You can't keep a good Garbage Pail Kid down

Per YouTube channel Toy Galaxy, Topps brought back Garbage Pail Kids cards in 2003 by finally printing the never-before-printed series 16 that had been planned for 1988. Series 2 soon followed with all new artwork and marked the first time that the cards were sold without the traditional stick of bubble gum. Five more series followed through 2007, followed by a two-year break and a return in 2010.

Since then, Topps has produced an annual release along with assorted branded merchandise, online exclusives, and themed sets, including the professional wrestling themed set shown above. In the words of Toy Galaxy host Dan Larson, "What began as a hybrid product, a spin-off of their own brand, and a parody of another would go on to be one of the longest running, most successful pop culture properties ever created by Topps." Like all successful satire, they are no longer reliant on their very specific interpretation of a very specific, relatively short-lived fad and now seek to satirize a wide-ranging assortment of current events and cultural norms. 

Are your old Garbage Pail Kids cards worth any money?

Garbage Pail Kids remain beloved among a loyal number of collectors and fans.

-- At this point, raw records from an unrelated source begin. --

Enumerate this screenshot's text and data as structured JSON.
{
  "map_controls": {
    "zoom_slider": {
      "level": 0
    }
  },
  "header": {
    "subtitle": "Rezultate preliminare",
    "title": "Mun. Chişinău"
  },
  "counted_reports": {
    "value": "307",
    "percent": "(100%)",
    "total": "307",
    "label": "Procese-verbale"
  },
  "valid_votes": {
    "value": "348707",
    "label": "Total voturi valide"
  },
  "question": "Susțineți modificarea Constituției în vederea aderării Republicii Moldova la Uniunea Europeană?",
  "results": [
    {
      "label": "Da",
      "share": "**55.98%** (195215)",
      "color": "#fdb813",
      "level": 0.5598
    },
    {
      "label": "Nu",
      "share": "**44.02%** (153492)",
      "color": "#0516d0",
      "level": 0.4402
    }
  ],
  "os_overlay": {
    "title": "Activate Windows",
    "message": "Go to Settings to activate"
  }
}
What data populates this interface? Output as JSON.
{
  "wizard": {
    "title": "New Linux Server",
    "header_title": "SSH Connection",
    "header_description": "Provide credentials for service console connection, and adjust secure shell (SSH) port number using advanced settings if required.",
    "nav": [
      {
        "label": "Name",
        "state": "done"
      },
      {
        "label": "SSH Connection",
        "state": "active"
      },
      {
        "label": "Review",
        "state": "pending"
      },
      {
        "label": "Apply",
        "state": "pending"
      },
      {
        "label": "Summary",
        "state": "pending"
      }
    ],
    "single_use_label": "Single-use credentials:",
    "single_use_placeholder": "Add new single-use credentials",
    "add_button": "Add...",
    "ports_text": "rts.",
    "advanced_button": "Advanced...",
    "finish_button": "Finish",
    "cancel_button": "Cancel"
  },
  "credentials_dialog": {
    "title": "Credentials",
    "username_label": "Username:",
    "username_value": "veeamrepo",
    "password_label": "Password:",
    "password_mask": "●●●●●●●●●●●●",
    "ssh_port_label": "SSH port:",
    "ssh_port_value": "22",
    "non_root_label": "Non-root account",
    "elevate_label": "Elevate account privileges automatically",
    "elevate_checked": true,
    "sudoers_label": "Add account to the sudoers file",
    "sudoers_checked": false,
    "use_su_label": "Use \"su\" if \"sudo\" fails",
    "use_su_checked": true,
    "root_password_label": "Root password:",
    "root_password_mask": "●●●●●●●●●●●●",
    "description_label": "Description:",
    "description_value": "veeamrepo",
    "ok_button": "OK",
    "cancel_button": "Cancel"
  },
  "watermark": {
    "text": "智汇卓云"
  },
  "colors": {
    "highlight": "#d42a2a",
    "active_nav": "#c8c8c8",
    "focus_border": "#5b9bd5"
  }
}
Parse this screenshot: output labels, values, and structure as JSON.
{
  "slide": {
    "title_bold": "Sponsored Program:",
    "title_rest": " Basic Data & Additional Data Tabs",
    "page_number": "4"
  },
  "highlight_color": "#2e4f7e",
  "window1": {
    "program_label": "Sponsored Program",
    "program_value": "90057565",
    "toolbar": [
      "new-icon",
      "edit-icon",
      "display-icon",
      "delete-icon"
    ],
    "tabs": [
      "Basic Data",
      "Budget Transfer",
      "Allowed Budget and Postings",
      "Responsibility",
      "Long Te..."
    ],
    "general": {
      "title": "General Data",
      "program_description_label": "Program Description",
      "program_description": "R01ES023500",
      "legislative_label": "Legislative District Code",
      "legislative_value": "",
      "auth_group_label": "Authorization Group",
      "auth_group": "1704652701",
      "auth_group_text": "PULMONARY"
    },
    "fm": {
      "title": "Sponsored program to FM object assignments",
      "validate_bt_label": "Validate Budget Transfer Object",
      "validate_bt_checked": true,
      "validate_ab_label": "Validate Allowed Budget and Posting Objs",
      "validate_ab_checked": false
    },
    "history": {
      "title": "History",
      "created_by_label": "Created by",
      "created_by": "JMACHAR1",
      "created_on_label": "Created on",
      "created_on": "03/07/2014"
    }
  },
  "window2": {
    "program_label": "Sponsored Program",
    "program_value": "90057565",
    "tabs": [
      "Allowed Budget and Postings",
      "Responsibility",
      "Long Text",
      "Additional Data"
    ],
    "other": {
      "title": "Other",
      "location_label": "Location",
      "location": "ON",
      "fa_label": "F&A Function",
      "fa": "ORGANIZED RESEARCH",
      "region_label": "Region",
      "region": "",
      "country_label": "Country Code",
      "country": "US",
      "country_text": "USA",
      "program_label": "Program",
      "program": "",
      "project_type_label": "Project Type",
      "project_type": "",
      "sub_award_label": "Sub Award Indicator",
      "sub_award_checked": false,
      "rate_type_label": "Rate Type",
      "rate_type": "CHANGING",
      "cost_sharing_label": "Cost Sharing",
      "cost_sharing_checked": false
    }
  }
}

GeePeeKay is a site that strives to be "the most complete reference website for Garbage Pail Kids collectors both new and old," run by Matt, who has been a collector since the 1980s and maintained the site since 2006. Galleries exist for every GPK series and there's even a feature that lets you look up your own name to see how it's been interpreted into Garbage Pail Kid form over the years — people named Paul have a whopping 23 renditions to gloat/cringe over.

If you have a few Garbage Pail Kids cards of your own collecting dust in your parents' garage, you might be in for a surprise pay day. Per Old Sports Cards, a mint condition Nasty Nick, the very first card from the very first series released in 1985 and featuring an adorable, dimpled vampire who appears to have just bitten the neck of a Barbie doll (and drawn blood?) will fetch an impressive $7,500.